Thursday, February 8, 2018

Sky Rocket Love

(Paula Cloud)
The Cruisers
Vocal Paula Cloud
MacGillvray, Gentry, McKenzie)
(The Spacers Vocal Sid Mack

 Nike Records

Mrs Hortense Cludius (aka Paula Cloud) was born around 1912 in Louisiana.  She resided in Ohio with her husband, Harold C. Cludius, in 1940 and the couple moved afterwards to Texas.  She copyrighted "Sky Rocket Love" in 1958.  As far as I know, this was the only song she wrote.

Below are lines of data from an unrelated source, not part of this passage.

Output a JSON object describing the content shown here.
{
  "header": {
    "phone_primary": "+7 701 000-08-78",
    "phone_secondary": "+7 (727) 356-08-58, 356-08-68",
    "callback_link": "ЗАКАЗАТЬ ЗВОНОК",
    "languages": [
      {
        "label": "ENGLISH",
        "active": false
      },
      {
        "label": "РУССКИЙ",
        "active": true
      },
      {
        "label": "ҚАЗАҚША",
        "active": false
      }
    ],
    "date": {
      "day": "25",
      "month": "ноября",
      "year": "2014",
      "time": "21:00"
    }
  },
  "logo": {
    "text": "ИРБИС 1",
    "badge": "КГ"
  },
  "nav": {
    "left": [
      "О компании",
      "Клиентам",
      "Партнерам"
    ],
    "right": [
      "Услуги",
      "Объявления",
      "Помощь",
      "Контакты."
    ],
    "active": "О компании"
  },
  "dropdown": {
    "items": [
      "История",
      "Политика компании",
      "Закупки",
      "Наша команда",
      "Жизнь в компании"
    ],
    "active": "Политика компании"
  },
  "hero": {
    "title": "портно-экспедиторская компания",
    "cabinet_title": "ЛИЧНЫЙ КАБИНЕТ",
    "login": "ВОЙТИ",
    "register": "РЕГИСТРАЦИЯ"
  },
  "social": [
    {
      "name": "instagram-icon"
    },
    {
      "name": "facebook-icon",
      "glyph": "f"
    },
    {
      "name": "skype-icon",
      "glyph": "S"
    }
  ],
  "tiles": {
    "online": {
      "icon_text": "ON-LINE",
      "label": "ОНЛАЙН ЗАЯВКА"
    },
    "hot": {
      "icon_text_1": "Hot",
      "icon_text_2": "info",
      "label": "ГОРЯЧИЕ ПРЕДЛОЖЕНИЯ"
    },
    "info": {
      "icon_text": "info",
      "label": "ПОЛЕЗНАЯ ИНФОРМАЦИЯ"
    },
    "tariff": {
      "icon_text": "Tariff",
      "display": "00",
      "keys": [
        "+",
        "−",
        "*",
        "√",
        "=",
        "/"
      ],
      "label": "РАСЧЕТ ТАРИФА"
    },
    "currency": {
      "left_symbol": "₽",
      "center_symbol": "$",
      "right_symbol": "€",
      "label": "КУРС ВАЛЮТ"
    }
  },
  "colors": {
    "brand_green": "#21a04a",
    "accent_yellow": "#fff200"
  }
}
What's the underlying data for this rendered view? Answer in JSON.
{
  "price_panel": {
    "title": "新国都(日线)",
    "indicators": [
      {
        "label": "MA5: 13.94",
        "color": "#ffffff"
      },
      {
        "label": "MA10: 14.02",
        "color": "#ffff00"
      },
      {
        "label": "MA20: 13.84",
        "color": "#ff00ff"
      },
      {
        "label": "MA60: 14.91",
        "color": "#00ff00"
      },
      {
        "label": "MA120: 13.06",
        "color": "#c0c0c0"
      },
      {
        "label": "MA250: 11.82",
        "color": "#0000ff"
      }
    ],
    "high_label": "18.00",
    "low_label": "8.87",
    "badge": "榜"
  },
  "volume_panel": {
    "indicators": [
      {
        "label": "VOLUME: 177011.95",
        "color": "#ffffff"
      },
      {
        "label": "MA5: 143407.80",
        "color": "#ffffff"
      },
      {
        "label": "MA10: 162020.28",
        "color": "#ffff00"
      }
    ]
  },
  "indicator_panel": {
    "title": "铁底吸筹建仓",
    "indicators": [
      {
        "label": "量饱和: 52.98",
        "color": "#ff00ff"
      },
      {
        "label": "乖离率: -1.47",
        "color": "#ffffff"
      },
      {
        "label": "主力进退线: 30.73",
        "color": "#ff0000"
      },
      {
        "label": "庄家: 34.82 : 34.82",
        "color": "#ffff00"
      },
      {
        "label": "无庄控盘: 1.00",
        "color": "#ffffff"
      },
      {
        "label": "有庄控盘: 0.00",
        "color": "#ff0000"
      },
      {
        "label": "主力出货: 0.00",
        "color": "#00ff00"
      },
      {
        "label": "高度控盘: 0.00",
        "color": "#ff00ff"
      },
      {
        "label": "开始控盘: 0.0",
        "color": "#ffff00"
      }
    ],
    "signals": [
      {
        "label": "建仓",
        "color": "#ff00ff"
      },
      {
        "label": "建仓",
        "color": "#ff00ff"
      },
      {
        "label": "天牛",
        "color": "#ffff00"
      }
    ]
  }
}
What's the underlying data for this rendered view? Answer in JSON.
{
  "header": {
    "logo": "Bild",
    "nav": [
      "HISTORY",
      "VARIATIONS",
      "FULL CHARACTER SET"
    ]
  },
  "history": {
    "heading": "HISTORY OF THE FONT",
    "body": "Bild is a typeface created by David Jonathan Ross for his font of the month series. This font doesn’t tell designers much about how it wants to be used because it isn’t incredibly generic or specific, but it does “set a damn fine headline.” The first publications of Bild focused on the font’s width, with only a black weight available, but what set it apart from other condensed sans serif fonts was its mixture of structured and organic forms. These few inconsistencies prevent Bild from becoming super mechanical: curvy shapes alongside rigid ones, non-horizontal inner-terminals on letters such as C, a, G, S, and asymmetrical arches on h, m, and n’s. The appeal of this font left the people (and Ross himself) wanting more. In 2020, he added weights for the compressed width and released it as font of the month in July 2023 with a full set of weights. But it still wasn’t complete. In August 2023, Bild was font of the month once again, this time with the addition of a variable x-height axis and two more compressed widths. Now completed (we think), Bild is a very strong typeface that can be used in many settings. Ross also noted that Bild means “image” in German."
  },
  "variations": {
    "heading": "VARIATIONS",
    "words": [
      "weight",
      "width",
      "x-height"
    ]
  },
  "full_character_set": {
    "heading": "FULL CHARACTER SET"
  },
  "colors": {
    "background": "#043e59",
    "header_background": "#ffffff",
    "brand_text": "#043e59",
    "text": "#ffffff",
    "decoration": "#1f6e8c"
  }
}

Even less is known about The Spacers featured on the top side.  One Sid Mack from Dallas posted some fifteen years ago various messages on alt.assassination.jfk, a forum dedicated to the President Kennedy assassination, he's possibly him, the vocalist on XR9?

Both sides were published by S & M Music launched by "Skippy" Settle at the same time as his Skippy Records label in March 1958.

Tuesday, February 6, 2018

After Five


After Five

Callin' My Love

De-Icer 45-100
King custom press

Tulsa, Oklahoma band started by Joe Haskew.

Joe Haskew was born in Tulsa on June 2, 1926. He grew up in Tulsa and attended Central High School. The youngest of 4 children, Joe served in the U.S. Navy as a Chief Petty Officer during World War II. After the War he worked as a Mechanic and at one time formed a business that manufactured micro-cycles in Tulsa.   Joe was a musician and during the 1950s started a band named The De-Icers. They played live on the Curtis Lane Radio Show.  He played the guitar and sang lead. He appeared on Channel 6's Dance Party, and entertained at the Apache Drive-In, the Admiral Twin and some others, and he had a ongoing gig at the Moose Lodge. 

He also played in a country band in the the 1980s called Country Sunshine in clubs around Tulsa, and was the founder and President of the Tulsa Bluegrass Club or Society in the 1970s. 

He passed away in 1998.

Monday, February 5, 2018

The Pirate Parrot

Ray Heatherton, with Richard the Milton O. Ford's parrot
Cadence Records 1296 (1956)


   NEW YORK — What RCA Victor did for the canine family
with its Singing Dogs, Cadence Records hopes to do for 
the birds with its new recording artist, Richard, 54-year old 
parrot.   Richard, booked by GAC and owned by deejay
Milton Q. Ford (WMAL, Washington),  will make his wax
debut this month on "The Pirate Parrot," with Ray "Merry
Mailman" Heatherton joining him on the vocal and backing 
by Archie Bleyer's orchestra.  The tune, a hit in Italy as 
"Curri, Curri, Sciccareddu!" ("Hurry, Hurry, Little Donkey")
is published here by Veronique Music, with English lyric by 
Al Stillman.

   Cadence prexy Bleyer put in six and half hours on tape 
sessions with Richard and a least 60 hours more on the
editing job, the parrot seemingly to talk his way continuously
thru the disk, a la Singing Dogs.  However, Richard has an
advantage over the European pooches, in that he can make
radio and TV appearances, and plug the record.

   His first network video show will be on Julius La Rosa's 
summer sub for Perry Como, CBS-TV show July 21, following 
which he will meet the dealers at the National Association of 
Music Merchants' convention here.  Then Ford is scheduled 
to take him on a deejay tour to plug the platter in other cities.

   The flip side of the disk ("Alfred, the Air Sick Eagle") is also 
a bird-entry, featuring Heatherton, a kid chorus, and authentic
eagle-crys recorded by the Bronx Zoo.

Billboard July 21, 1956